The goal of the ancient philosophies, Hadot argued, was to cultivate a specific, constant attitude toward existence, by way of the rational comprehension of the nature of humanity and its place in the cosmos. This cultivation required, specifically, that students learn to combat their passions and the illusory evaluative beliefs instilled by their passions, habits, and upbringing. To cultivate philosophical discourse or writing without connection to such a transformed ethical comportment was, for the ancients, to be as a rhetorician or a sophist, not a philosopher.

The late Stoic philosopher Epictetus says this of attachment or clinging in the Enchiridion 

When you become attached to something, do not do so as to an object that cannot be taken away from you but as if it were something like a pot or a glass cup, so that, if it is broken, when you remember what it was , you will not be disturbed. 

And Luang Por Chah, the loved and respected teacher in the Thai Forest tradition. 

You may say, "Don't break my glass!" But you can't prevent something breakable from breaking. If it doesn't break now, it'll break later on. If you don't break it, someone else will. If someone else doesn't break it, one of the chickens will! The Buddha says to accept this. He penetrated all the way to seeing that this glass is already broken. This glass that isn't broken, he has us know as already broken. Whenever you pick up the glass, put water in it, drink from it, and put it down, he tells you to see that it's already broken. Understand? The Buddha's understanding was like this. He saw the broken glass in the unbroken one. Whenever its conditions run out, it'll break. Develop this attitude. Use the glass; look after it. Then one day it slips out of your hand: "Smash!" No problem. Why no problem? Because you saw it as broken before it broke. See?

The first peonies of the season have arrived in the florists shops

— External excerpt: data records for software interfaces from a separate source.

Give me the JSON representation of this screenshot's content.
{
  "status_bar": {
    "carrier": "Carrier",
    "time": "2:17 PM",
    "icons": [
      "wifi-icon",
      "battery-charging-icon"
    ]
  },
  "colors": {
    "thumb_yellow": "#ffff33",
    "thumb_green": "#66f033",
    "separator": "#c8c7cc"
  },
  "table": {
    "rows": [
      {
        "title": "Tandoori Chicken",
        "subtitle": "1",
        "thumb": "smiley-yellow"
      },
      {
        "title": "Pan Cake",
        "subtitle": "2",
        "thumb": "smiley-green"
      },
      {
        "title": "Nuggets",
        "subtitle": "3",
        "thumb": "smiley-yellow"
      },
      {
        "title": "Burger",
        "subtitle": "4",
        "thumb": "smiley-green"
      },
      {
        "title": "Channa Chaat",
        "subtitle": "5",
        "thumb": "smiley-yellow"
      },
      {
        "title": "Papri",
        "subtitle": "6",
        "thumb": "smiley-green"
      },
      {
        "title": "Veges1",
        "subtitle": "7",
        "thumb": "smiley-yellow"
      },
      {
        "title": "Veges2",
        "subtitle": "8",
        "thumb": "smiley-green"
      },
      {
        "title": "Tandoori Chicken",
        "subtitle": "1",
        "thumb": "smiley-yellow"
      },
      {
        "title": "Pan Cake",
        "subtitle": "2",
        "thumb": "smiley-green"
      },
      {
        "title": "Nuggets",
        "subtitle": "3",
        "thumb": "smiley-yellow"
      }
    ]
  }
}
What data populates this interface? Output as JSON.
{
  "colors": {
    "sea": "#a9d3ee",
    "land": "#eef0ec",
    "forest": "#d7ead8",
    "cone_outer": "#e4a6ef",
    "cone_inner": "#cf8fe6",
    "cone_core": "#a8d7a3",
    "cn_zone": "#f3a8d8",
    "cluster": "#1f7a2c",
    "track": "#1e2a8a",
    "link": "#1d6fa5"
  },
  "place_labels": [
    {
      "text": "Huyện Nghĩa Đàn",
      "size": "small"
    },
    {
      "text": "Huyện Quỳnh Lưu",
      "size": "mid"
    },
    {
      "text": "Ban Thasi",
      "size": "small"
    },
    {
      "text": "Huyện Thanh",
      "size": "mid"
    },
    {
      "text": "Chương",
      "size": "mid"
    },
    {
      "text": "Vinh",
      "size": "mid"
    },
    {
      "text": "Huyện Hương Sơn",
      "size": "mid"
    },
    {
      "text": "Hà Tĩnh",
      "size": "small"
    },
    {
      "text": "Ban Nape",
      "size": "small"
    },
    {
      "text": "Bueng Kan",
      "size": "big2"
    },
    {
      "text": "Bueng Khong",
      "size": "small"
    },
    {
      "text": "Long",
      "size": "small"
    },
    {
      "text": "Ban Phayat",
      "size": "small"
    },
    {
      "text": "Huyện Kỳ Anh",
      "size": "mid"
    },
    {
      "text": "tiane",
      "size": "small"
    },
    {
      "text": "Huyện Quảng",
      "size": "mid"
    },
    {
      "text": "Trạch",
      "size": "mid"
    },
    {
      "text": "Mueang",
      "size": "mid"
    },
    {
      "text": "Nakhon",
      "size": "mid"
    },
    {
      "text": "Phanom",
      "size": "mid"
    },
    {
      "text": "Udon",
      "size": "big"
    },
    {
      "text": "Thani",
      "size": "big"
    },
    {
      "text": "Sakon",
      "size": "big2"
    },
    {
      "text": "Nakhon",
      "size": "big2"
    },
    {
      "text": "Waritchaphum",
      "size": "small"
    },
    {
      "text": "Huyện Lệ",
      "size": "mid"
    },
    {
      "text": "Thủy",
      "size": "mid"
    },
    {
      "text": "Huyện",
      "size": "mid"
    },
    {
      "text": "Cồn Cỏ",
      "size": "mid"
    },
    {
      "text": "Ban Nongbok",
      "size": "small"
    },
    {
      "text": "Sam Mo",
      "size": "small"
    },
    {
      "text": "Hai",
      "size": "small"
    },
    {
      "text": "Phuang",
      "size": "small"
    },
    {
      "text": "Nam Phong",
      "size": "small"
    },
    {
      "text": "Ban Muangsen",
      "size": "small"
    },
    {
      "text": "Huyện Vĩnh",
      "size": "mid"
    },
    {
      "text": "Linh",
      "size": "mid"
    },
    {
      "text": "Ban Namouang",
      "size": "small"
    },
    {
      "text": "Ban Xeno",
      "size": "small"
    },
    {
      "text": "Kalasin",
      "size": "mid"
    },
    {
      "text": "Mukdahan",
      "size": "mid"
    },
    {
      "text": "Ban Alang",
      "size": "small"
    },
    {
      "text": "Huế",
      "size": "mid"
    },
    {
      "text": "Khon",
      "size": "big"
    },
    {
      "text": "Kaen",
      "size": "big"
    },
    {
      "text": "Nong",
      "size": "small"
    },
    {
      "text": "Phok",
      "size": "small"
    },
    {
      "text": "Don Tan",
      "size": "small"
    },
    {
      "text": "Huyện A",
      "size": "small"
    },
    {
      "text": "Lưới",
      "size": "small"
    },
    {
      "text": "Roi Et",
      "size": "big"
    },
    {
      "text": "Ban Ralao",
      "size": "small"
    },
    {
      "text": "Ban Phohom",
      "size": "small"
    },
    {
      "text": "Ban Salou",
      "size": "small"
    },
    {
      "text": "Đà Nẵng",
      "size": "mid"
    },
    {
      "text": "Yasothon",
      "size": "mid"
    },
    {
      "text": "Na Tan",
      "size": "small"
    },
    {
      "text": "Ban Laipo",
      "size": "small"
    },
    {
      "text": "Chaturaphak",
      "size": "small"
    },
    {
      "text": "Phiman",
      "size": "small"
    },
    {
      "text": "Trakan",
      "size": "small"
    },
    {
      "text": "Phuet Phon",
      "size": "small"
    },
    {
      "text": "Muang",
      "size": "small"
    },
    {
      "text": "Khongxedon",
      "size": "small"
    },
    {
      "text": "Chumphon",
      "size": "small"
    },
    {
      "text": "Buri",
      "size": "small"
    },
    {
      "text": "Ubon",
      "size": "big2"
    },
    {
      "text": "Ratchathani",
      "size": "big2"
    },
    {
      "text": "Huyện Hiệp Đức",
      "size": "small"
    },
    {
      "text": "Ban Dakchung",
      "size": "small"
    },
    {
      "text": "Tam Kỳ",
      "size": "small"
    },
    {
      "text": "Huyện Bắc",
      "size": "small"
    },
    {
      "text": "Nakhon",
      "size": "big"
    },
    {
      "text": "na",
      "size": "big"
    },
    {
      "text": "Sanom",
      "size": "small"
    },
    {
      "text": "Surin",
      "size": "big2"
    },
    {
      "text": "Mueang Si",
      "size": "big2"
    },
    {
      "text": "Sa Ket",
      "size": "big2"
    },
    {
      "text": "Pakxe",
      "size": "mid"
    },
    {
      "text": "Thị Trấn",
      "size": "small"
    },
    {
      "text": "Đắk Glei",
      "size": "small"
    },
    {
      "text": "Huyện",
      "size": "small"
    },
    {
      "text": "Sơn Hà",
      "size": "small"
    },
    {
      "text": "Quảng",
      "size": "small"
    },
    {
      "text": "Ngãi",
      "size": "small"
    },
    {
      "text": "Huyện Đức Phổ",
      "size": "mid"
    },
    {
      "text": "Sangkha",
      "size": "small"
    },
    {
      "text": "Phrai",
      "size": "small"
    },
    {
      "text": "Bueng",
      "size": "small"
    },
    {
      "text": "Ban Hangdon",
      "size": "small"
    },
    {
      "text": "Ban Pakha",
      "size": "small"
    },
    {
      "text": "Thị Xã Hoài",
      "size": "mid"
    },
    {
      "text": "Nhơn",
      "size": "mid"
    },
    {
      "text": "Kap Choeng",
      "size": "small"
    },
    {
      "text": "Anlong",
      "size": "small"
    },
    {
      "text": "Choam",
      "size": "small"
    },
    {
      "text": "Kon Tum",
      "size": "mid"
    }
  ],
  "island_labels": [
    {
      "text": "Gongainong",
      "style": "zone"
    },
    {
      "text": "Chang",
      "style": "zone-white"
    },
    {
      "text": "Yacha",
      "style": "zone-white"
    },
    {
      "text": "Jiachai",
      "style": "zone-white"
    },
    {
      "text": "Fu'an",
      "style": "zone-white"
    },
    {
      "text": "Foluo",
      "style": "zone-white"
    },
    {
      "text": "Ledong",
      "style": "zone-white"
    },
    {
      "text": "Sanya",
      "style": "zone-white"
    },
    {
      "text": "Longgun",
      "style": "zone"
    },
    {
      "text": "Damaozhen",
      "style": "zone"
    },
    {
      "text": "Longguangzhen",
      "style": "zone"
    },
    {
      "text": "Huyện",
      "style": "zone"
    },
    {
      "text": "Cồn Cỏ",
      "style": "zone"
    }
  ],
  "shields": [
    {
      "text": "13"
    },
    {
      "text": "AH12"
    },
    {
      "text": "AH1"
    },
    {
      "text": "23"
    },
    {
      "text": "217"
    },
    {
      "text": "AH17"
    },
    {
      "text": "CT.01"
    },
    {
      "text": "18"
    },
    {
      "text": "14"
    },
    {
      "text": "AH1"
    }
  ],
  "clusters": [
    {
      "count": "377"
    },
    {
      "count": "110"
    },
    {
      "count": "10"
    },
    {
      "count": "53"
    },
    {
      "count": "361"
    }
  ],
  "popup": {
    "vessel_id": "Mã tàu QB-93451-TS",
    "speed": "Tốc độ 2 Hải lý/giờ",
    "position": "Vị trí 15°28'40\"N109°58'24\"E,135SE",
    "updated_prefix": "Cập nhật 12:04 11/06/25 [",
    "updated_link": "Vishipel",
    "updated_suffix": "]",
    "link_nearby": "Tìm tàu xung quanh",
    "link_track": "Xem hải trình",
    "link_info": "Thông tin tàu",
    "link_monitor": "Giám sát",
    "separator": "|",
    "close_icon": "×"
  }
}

The true mind arises from the deluded mind. Things in their true nature and illusions are of the same basic substance.....The rose is on its way to becoming the garbage and the garbage is on its way to becoming the rose. She who observes discerningly will see the non-duel character of the rose and the garbage. She will be able to see that there is garbage in the rose and their are roses in the garbage..........If true mind (the rose) can be discovered in the raw material of deluded mind (the garbage), then we can also recognise true mind in the very substance of illusion, in the substance of birth and death. 

Thich Nhat Hanh. Transformation and Healing. Sutra on the Four Establishments of Mindfulness